─── Data to process

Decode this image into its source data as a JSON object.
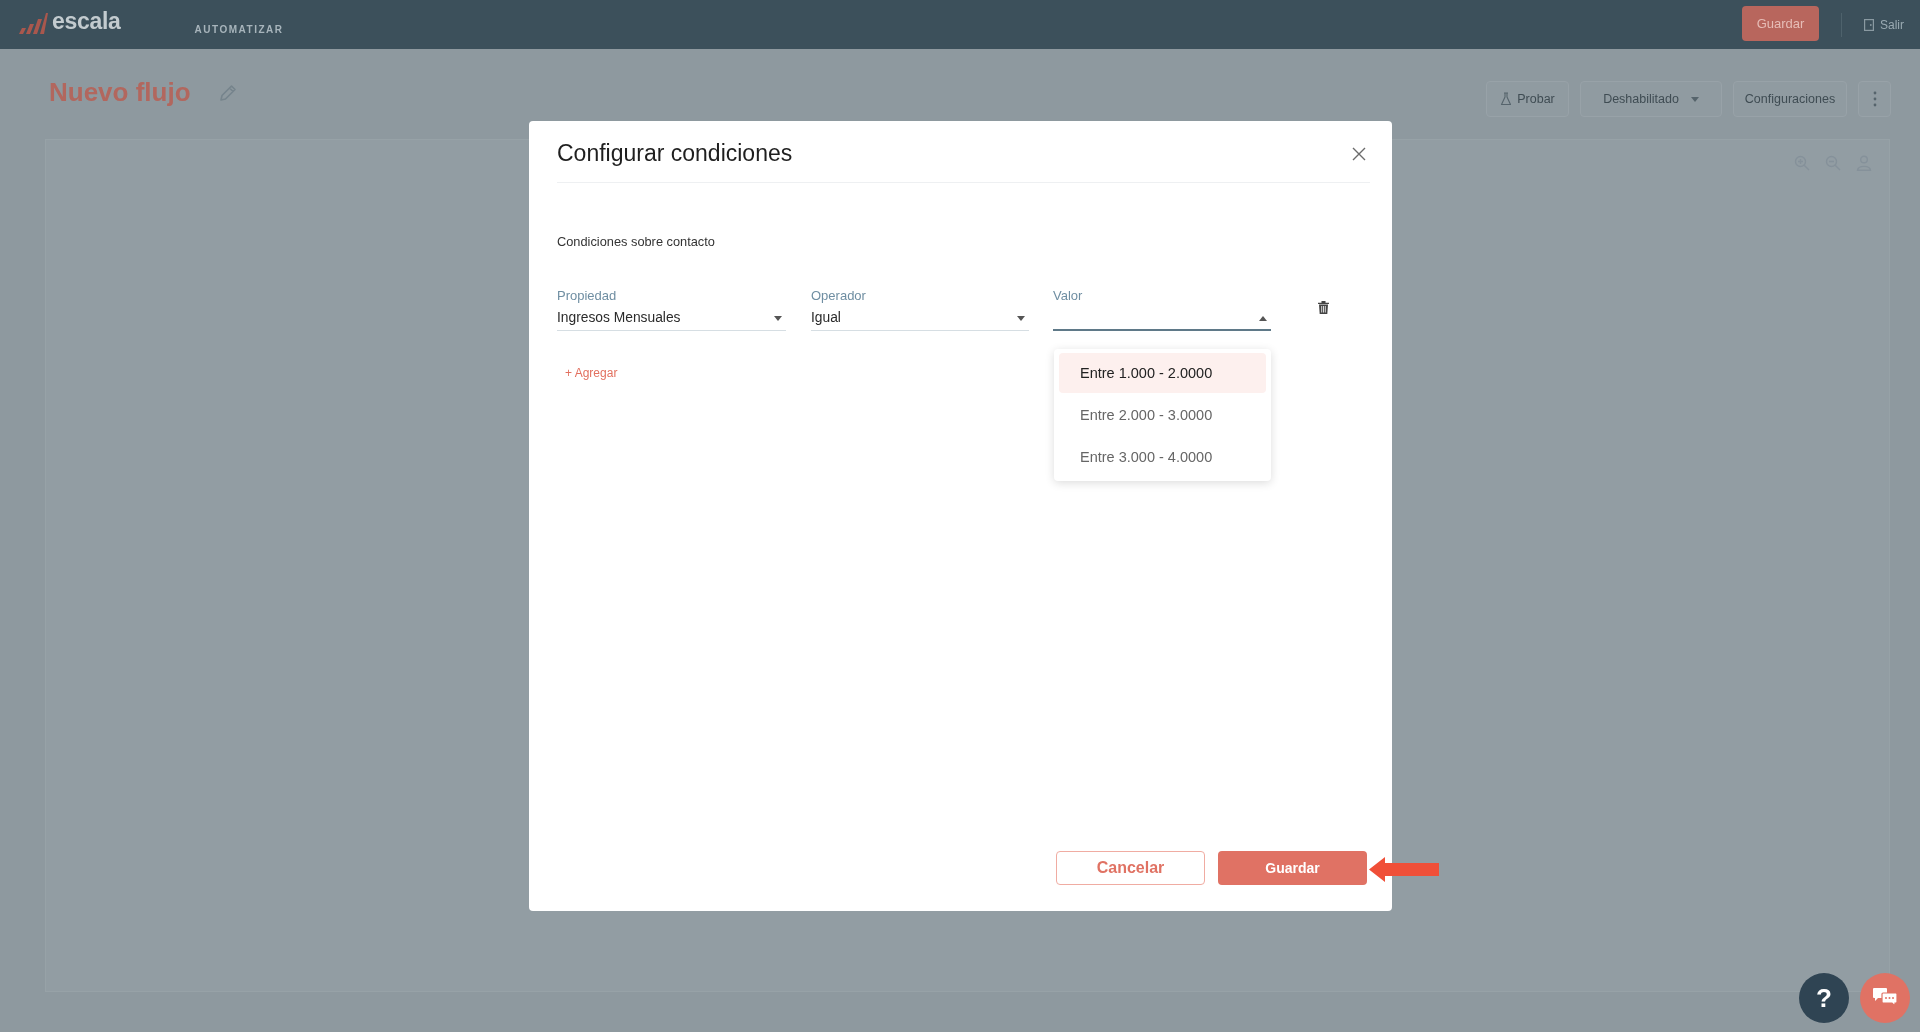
{
  "header": {
    "logo": "escala",
    "section": "AUTOMATIZAR",
    "save_button": "Guardar",
    "exit_button": "Salir"
  },
  "page": {
    "title": "Nuevo flujo",
    "toolbar": [
      {
        "kind": "test",
        "label": "Probar"
      },
      {
        "kind": "dropdown",
        "label": "Deshabilitado"
      },
      {
        "kind": "plain",
        "label": "Configuraciones"
      },
      {
        "kind": "more"
      }
    ]
  },
  "modal": {
    "title": "Configurar condiciones",
    "section_label": "Condiciones sobre contacto",
    "fields": [
      {
        "label": "Propiedad",
        "value": "Ingresos Mensuales",
        "expanded": false
      },
      {
        "label": "Operador",
        "value": "Igual",
        "expanded": false
      },
      {
        "label": "Valor",
        "expanded": true,
        "options": [
          {
            "label": "Entre 1.000 - 2.0000",
            "selected": true
          },
          {
            "label": "Entre 2.000 - 3.0000",
            "selected": false
          },
          {
            "label": "Entre 3.000 - 4.0000",
            "selected": false
          }
        ]
      }
    ],
    "add_link": "+ Agregar",
    "buttons": [
      {
        "kind": "secondary",
        "label": "Cancelar"
      },
      {
        "kind": "primary",
        "label": "Guardar"
      }
    ]
  },
  "floating_buttons": [
    {
      "kind": "help",
      "label": "?"
    },
    {
      "kind": "chat"
    }
  ]
}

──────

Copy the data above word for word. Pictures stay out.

Decode this image into its source data as a JSON object.
{
  "header": {
    "logo": "escala",
    "section": "AUTOMATIZAR",
    "save_button": "Guardar",
    "exit_button": "Salir"
  },
  "page": {
    "title": "Nuevo flujo",
    "toolbar": [
      {
        "kind": "test",
        "label": "Probar"
      },
      {
        "kind": "dropdown",
        "label": "Deshabilitado"
      },
      {
        "kind": "plain",
        "label": "Configuraciones"
      },
      {
        "kind": "more"
      }
    ]
  },
  "modal": {
    "title": "Configurar condiciones",
    "section_label": "Condiciones sobre contacto",
    "fields": [
      {
        "label": "Propiedad",
        "value": "Ingresos Mensuales",
        "expanded": false
      },
      {
        "label": "Operador",
        "value": "Igual",
        "expanded": false
      },
      {
        "label": "Valor",
        "expanded": true,
        "options": [
          {
            "label": "Entre 1.000 - 2.0000",
            "selected": true
          },
          {
            "label": "Entre 2.000 - 3.0000",
            "selected": false
          },
          {
            "label": "Entre 3.000 - 4.0000",
            "selected": false
          }
        ]
      }
    ],
    "add_link": "+ Agregar",
    "buttons": [
      {
        "kind": "secondary",
        "label": "Cancelar"
      },
      {
        "kind": "primary",
        "label": "Guardar"
      }
    ]
  },
  "floating_buttons": [
    {
      "kind": "help",
      "label": "?"
    },
    {
      "kind": "chat"
    }
  ]
}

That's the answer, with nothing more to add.